[Page and application data records]
=====
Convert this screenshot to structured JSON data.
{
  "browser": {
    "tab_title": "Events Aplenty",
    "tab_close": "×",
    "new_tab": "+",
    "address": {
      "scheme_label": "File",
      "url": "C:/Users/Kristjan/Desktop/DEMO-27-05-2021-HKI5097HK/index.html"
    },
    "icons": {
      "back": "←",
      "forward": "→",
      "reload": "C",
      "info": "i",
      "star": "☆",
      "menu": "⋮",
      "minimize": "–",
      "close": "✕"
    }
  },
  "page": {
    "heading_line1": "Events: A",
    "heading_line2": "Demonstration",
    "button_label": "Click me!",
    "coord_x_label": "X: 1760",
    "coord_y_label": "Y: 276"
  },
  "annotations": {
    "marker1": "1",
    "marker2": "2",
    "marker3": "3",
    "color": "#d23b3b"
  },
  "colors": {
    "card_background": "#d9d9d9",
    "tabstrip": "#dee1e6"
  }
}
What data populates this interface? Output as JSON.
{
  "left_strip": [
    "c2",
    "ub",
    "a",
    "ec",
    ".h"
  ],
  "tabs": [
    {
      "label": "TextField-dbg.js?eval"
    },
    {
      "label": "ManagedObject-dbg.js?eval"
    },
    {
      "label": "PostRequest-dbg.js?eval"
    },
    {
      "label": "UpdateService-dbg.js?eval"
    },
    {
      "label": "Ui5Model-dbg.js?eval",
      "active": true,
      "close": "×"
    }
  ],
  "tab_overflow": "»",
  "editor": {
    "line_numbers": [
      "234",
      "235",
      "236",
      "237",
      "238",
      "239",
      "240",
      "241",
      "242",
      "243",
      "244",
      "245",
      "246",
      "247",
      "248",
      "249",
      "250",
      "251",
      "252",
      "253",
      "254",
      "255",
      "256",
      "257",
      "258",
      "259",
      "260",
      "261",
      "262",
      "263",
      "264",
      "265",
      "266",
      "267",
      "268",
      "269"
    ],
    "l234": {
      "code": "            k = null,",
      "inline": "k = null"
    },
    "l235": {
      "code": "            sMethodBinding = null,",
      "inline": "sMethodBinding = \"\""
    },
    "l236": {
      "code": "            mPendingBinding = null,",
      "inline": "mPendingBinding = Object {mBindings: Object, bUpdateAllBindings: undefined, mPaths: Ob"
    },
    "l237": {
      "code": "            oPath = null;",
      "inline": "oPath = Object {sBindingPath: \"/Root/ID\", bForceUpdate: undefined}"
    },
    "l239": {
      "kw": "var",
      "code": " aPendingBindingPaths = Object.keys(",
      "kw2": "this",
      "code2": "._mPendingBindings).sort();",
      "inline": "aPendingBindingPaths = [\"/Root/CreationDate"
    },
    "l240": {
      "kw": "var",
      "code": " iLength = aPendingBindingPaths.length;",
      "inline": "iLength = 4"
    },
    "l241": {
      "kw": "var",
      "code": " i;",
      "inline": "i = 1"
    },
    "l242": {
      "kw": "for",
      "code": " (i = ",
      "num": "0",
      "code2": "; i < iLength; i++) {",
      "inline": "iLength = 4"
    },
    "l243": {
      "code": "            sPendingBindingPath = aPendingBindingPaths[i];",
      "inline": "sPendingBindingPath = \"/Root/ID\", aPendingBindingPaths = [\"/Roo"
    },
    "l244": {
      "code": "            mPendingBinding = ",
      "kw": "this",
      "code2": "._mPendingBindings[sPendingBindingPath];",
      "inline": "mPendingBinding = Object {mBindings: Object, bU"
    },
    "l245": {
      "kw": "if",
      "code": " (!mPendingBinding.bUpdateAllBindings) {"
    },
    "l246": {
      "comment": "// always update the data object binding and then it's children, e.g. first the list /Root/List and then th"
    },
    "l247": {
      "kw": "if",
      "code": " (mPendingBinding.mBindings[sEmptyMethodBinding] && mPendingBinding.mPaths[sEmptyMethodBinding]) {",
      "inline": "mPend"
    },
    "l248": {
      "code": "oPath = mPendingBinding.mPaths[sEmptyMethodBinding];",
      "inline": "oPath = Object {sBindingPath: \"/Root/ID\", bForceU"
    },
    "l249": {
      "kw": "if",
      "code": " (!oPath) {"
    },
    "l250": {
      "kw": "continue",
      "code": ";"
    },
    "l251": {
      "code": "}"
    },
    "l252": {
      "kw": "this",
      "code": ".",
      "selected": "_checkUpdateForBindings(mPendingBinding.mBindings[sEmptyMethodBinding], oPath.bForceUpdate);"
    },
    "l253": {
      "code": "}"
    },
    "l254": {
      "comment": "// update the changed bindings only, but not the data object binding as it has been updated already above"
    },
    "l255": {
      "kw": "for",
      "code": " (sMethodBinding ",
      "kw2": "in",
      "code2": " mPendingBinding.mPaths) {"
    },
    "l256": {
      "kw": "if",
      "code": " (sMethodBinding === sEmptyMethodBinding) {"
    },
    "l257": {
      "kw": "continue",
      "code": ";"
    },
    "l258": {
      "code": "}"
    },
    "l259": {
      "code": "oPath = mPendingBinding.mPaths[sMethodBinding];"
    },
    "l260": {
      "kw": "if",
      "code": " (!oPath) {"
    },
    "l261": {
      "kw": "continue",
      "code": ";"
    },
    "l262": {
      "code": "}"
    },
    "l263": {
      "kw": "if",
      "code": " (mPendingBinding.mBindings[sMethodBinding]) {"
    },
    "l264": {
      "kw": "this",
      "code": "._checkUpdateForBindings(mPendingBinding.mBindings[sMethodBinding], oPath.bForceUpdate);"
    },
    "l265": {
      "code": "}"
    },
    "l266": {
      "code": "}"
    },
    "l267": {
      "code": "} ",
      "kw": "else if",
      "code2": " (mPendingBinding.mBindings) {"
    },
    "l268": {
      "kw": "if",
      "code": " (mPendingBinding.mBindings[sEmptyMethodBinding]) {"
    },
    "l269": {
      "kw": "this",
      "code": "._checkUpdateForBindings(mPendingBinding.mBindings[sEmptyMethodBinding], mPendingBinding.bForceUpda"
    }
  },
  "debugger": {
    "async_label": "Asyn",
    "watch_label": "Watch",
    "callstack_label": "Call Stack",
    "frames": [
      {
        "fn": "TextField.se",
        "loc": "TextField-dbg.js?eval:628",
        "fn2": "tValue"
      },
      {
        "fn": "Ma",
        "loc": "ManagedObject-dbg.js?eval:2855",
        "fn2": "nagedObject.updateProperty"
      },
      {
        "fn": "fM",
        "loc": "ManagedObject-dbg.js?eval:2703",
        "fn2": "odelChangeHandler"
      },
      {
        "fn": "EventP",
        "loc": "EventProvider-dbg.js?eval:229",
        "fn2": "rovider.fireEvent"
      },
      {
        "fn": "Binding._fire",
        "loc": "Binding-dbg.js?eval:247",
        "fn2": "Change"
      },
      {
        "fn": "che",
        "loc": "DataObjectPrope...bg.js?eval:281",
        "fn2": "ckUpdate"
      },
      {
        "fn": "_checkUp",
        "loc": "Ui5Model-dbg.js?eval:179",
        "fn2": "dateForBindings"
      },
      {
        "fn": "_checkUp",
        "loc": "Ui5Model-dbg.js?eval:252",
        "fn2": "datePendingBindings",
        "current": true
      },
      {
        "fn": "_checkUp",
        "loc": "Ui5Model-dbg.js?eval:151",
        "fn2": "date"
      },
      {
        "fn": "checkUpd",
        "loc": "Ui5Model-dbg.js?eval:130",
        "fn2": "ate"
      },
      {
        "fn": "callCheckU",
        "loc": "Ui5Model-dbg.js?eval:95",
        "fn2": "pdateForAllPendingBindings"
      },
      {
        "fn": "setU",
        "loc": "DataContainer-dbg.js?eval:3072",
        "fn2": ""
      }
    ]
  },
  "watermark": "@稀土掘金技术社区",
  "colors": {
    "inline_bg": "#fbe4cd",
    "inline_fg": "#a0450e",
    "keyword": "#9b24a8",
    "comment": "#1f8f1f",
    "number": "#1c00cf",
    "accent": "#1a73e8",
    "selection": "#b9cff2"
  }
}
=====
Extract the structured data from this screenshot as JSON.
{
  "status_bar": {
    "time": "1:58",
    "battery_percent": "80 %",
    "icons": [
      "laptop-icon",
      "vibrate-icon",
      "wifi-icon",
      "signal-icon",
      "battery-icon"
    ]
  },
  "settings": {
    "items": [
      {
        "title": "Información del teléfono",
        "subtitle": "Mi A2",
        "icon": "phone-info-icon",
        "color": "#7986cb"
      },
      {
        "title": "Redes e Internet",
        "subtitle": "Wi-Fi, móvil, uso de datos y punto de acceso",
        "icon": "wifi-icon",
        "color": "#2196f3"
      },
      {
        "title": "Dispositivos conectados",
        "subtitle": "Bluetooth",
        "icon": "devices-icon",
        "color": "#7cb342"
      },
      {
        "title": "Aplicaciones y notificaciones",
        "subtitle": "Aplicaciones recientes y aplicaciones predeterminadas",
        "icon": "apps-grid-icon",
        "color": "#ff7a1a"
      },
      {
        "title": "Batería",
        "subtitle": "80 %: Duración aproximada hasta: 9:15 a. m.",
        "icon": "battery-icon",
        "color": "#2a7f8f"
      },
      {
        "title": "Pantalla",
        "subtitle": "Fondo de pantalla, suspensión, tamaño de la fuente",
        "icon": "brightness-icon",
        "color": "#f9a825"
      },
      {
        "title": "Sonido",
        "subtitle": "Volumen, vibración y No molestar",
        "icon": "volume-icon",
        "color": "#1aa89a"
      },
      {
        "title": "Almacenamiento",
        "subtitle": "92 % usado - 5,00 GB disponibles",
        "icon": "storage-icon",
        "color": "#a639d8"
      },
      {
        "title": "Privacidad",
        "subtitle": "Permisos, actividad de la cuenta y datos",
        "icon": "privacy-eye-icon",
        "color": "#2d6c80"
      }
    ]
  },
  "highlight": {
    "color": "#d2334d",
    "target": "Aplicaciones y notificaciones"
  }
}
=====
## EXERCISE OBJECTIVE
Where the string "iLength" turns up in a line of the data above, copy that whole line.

## EXERCISE RESPONSE
      "code": " iLength = aPendingBindingPaths.length;",
      "inline": "iLength = 4"
      "code2": "; i < iLength; i++) {",
      "inline": "iLength = 4"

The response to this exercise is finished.